Excerpts from an interface dataset —

▶

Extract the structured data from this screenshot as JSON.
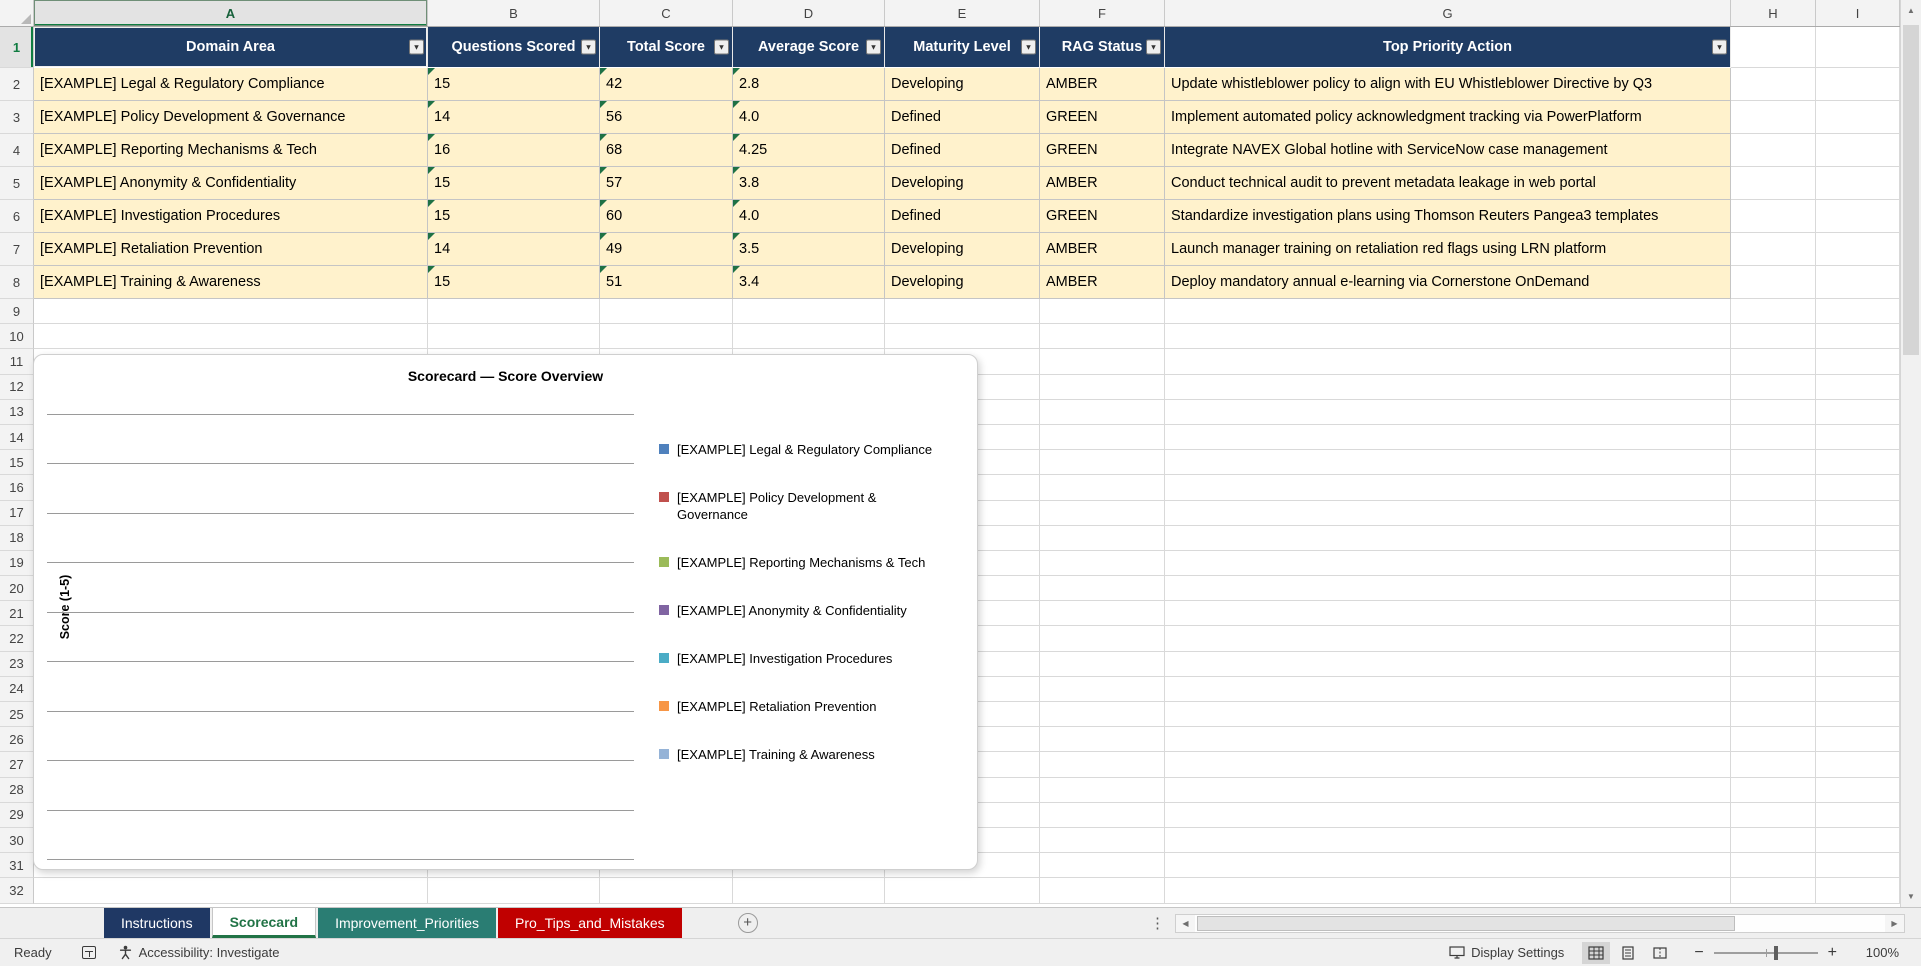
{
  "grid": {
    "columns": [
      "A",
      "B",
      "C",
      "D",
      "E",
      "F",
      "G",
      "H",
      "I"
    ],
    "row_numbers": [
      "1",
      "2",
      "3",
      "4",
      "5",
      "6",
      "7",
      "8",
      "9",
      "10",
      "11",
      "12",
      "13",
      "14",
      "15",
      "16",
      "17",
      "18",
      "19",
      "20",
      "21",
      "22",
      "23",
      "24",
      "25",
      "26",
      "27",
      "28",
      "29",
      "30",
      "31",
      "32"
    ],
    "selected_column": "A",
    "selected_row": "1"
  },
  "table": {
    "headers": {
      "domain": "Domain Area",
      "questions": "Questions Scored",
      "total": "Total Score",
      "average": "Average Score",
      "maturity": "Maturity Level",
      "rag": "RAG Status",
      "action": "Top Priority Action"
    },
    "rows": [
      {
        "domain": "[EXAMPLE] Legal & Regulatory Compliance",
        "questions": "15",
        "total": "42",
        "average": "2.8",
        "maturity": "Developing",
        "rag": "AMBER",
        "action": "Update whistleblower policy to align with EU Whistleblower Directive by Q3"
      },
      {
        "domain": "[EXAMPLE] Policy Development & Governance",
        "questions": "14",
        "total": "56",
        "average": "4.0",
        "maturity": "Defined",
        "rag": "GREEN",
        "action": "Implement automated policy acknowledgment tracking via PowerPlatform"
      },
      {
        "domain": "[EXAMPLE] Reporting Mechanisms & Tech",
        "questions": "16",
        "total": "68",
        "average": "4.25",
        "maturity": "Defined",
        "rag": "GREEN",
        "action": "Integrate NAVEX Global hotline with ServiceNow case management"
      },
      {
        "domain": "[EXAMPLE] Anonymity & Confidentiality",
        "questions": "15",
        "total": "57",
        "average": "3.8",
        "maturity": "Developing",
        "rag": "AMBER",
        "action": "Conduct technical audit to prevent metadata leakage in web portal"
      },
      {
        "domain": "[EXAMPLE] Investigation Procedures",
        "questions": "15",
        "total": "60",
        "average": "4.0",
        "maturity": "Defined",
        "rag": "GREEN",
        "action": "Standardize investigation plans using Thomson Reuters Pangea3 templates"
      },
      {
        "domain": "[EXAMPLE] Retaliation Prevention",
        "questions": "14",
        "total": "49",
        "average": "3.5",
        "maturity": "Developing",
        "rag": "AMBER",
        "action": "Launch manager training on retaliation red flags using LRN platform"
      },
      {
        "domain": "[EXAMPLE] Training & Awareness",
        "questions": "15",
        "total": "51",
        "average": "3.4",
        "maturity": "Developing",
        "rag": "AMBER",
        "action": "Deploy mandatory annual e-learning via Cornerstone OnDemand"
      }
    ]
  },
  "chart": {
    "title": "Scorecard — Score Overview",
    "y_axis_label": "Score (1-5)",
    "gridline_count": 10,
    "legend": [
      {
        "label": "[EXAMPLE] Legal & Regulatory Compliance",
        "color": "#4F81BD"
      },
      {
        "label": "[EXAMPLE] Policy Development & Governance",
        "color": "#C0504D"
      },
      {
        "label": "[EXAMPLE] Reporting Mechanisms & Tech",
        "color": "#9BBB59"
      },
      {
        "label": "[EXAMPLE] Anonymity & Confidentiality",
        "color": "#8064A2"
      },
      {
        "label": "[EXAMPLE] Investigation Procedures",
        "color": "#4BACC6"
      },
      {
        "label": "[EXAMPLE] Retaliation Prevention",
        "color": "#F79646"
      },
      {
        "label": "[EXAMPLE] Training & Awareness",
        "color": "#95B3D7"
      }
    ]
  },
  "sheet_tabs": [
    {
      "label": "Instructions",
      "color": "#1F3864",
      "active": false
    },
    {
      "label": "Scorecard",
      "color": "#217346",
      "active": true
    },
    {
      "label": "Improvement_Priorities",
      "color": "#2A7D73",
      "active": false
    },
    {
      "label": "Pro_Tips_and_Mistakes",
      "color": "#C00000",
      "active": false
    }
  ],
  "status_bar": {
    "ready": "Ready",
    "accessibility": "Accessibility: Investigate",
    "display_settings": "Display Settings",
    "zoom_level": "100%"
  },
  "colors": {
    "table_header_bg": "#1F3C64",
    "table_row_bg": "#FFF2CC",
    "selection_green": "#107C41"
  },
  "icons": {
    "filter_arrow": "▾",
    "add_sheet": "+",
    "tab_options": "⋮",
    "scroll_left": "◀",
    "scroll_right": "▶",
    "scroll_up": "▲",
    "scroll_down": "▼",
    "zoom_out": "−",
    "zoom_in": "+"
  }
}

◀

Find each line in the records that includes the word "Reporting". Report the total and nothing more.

Answer section —
2